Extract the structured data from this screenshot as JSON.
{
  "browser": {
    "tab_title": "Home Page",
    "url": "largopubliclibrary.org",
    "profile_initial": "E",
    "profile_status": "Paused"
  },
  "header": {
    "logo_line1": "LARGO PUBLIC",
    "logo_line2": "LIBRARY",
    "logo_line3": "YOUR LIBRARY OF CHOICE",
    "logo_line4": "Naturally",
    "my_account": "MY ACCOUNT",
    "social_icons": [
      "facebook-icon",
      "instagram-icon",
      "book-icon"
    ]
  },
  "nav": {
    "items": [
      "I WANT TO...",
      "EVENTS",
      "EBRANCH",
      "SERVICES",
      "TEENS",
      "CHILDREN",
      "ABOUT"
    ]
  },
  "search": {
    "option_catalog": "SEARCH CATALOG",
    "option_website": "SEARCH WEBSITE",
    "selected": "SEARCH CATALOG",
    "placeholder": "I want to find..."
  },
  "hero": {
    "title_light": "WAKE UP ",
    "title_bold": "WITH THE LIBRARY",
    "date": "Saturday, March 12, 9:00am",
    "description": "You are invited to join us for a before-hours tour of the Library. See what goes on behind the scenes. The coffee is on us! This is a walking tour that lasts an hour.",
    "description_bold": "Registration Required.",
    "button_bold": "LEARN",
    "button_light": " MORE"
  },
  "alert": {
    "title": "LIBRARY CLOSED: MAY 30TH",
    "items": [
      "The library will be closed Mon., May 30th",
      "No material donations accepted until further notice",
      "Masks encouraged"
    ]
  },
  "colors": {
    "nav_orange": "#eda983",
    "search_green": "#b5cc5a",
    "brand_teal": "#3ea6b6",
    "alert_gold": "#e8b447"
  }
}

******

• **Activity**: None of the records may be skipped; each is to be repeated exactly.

• **Answer**:
Extract the structured data from this screenshot as JSON.
{
  "browser": {
    "tab_title": "Home Page",
    "url": "largopubliclibrary.org",
    "profile_initial": "E",
    "profile_status": "Paused"
  },
  "header": {
    "logo_line1": "LARGO PUBLIC",
    "logo_line2": "LIBRARY",
    "logo_line3": "YOUR LIBRARY OF CHOICE",
    "logo_line4": "Naturally",
    "my_account": "MY ACCOUNT",
    "social_icons": [
      "facebook-icon",
      "instagram-icon",
      "book-icon"
    ]
  },
  "nav": {
    "items": [
      "I WANT TO...",
      "EVENTS",
      "EBRANCH",
      "SERVICES",
      "TEENS",
      "CHILDREN",
      "ABOUT"
    ]
  },
  "search": {
    "option_catalog": "SEARCH CATALOG",
    "option_website": "SEARCH WEBSITE",
    "selected": "SEARCH CATALOG",
    "placeholder": "I want to find..."
  },
  "hero": {
    "title_light": "WAKE UP ",
    "title_bold": "WITH THE LIBRARY",
    "date": "Saturday, March 12, 9:00am",
    "description": "You are invited to join us for a before-hours tour of the Library. See what goes on behind the scenes. The coffee is on us! This is a walking tour that lasts an hour.",
    "description_bold": "Registration Required.",
    "button_bold": "LEARN",
    "button_light": " MORE"
  },
  "alert": {
    "title": "LIBRARY CLOSED: MAY 30TH",
    "items": [
      "The library will be closed Mon., May 30th",
      "No material donations accepted until further notice",
      "Masks encouraged"
    ]
  },
  "colors": {
    "nav_orange": "#eda983",
    "search_green": "#b5cc5a",
    "brand_teal": "#3ea6b6",
    "alert_gold": "#e8b447"
  }
}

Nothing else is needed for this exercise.